The new report, taking into account future developments in Wealden, is now with the Department of Transport for a decision before the end of this year.

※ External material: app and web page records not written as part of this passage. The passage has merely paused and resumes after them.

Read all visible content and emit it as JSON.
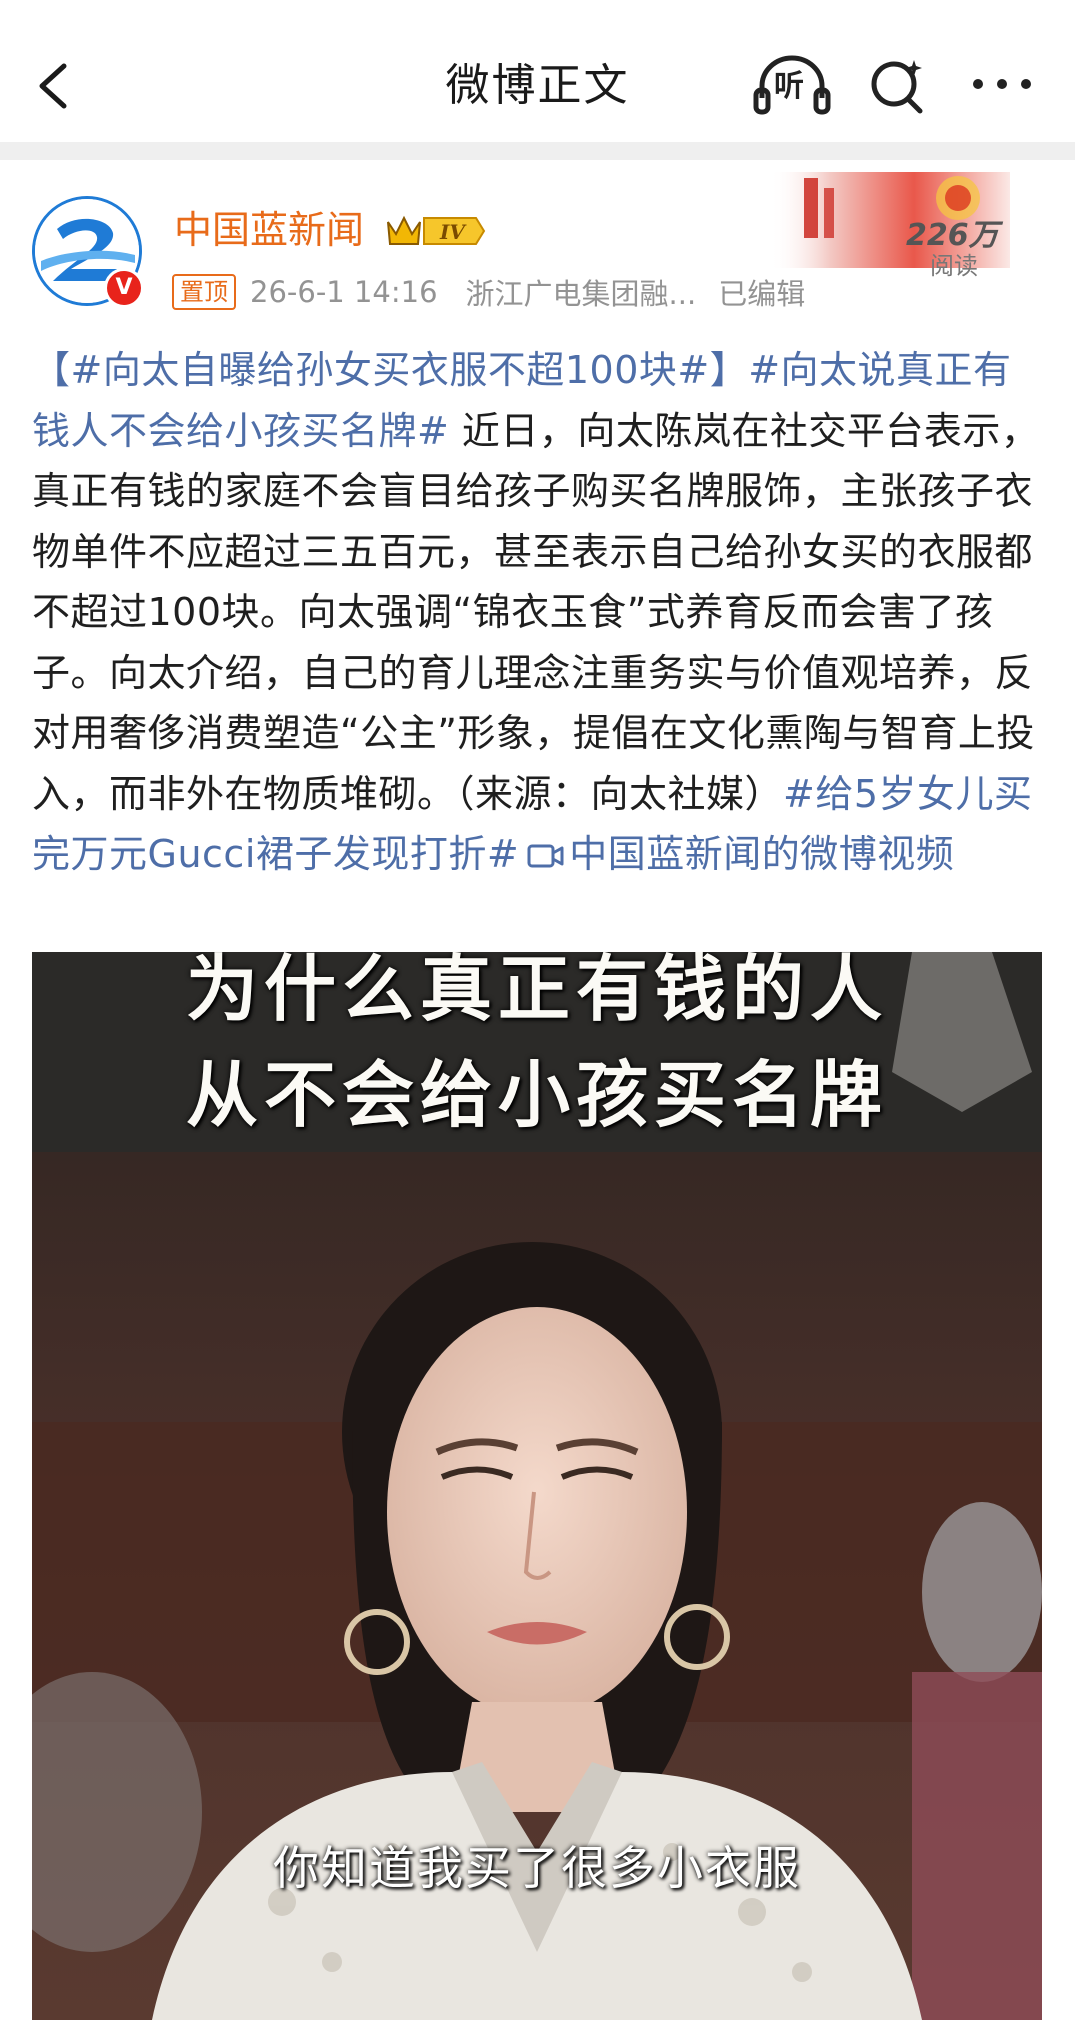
{
  "nav": {
    "title": "微博正文",
    "listen_label": "听"
  },
  "author": {
    "name": "中国蓝新闻",
    "badge": "IV",
    "pin_label": "置顶",
    "time": "26-6-1 14:16",
    "source": "浙江广电集团融...",
    "edited": "已编辑",
    "read_count": "226万",
    "read_label": "阅读"
  },
  "post": {
    "tag1": "【#向太自曝给孙女买衣服不超100块#】",
    "tag2": "#向太说真正有钱人不会给小孩买名牌#",
    "body": " 近日，向太陈岚在社交平台表示，真正有钱的家庭不会盲目给孩子购买名牌服饰，主张孩子衣物单件不应超过三五百元，甚至表示自己给孙女买的衣服都不超过100块。向太强调“锦衣玉食”式养育反而会害了孩子。向太介绍，自己的育儿理念注重务实与价值观培养，反对用奢侈消费塑造“公主”形象，提倡在文化熏陶与智育上投入，而非外在物质堆砌。（来源：向太社媒）",
    "tag3": "#给5岁女儿买完万元Gucci裙子发现打折#",
    "video_link": "中国蓝新闻的微博视频"
  },
  "video": {
    "title_line1": "为什么真正有钱的人",
    "title_line2": "从不会给小孩买名牌",
    "subtitle": "你知道我买了很多小衣服"
  },
  "colors": {
    "accent_orange": "#e86b1a",
    "link_blue": "#4e6ea8",
    "verified_red": "#e8231b"
  },
  "icons": [
    "back-arrow-icon",
    "headphones-icon",
    "search-icon",
    "more-icon",
    "crown-icon",
    "video-camera-icon"
  ]
}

Though the business case and preferred corridor remain confidential, SCATE says Highways England has confirmed an upper price estimate of £528m.